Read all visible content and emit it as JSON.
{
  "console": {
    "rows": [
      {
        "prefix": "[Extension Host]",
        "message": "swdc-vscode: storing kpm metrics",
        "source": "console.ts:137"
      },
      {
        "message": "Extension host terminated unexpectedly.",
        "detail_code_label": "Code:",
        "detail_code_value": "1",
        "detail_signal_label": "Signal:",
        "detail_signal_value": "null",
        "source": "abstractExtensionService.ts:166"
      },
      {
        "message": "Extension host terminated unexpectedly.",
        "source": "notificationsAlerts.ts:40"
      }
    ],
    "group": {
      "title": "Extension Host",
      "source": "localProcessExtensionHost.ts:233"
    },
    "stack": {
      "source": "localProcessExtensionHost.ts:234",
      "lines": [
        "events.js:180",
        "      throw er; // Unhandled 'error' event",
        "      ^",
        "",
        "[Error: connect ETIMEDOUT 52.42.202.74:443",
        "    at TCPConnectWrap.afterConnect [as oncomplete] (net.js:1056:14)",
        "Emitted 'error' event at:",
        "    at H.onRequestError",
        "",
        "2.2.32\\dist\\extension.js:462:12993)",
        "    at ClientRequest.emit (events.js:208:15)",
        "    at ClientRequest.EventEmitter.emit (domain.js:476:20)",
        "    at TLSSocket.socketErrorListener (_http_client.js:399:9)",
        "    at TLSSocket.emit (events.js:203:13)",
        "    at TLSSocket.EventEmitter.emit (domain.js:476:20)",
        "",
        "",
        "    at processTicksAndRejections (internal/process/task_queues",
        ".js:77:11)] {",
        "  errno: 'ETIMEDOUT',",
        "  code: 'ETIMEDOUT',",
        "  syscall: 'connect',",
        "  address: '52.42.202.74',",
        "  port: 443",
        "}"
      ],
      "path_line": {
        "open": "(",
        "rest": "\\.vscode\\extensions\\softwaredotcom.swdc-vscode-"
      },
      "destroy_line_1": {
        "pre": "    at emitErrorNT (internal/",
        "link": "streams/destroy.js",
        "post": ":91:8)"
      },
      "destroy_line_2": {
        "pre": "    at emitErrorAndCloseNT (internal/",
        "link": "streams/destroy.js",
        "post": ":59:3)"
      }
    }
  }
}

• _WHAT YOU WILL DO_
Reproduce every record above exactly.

• _COMPLETED EXERCISE_
Read all visible content and emit it as JSON.
{
  "console": {
    "rows": [
      {
        "prefix": "[Extension Host]",
        "message": "swdc-vscode: storing kpm metrics",
        "source": "console.ts:137"
      },
      {
        "message": "Extension host terminated unexpectedly.",
        "detail_code_label": "Code:",
        "detail_code_value": "1",
        "detail_signal_label": "Signal:",
        "detail_signal_value": "null",
        "source": "abstractExtensionService.ts:166"
      },
      {
        "message": "Extension host terminated unexpectedly.",
        "source": "notificationsAlerts.ts:40"
      }
    ],
    "group": {
      "title": "Extension Host",
      "source": "localProcessExtensionHost.ts:233"
    },
    "stack": {
      "source": "localProcessExtensionHost.ts:234",
      "lines": [
        "events.js:180",
        "      throw er; // Unhandled 'error' event",
        "      ^",
        "",
        "[Error: connect ETIMEDOUT 52.42.202.74:443",
        "    at TCPConnectWrap.afterConnect [as oncomplete] (net.js:1056:14)",
        "Emitted 'error' event at:",
        "    at H.onRequestError",
        "",
        "2.2.32\\dist\\extension.js:462:12993)",
        "    at ClientRequest.emit (events.js:208:15)",
        "    at ClientRequest.EventEmitter.emit (domain.js:476:20)",
        "    at TLSSocket.socketErrorListener (_http_client.js:399:9)",
        "    at TLSSocket.emit (events.js:203:13)",
        "    at TLSSocket.EventEmitter.emit (domain.js:476:20)",
        "",
        "",
        "    at processTicksAndRejections (internal/process/task_queues",
        ".js:77:11)] {",
        "  errno: 'ETIMEDOUT',",
        "  code: 'ETIMEDOUT',",
        "  syscall: 'connect',",
        "  address: '52.42.202.74',",
        "  port: 443",
        "}"
      ],
      "path_line": {
        "open": "(",
        "rest": "\\.vscode\\extensions\\softwaredotcom.swdc-vscode-"
      },
      "destroy_line_1": {
        "pre": "    at emitErrorNT (internal/",
        "link": "streams/destroy.js",
        "post": ":91:8)"
      },
      "destroy_line_2": {
        "pre": "    at emitErrorAndCloseNT (internal/",
        "link": "streams/destroy.js",
        "post": ":59:3)"
      }
    }
  }
}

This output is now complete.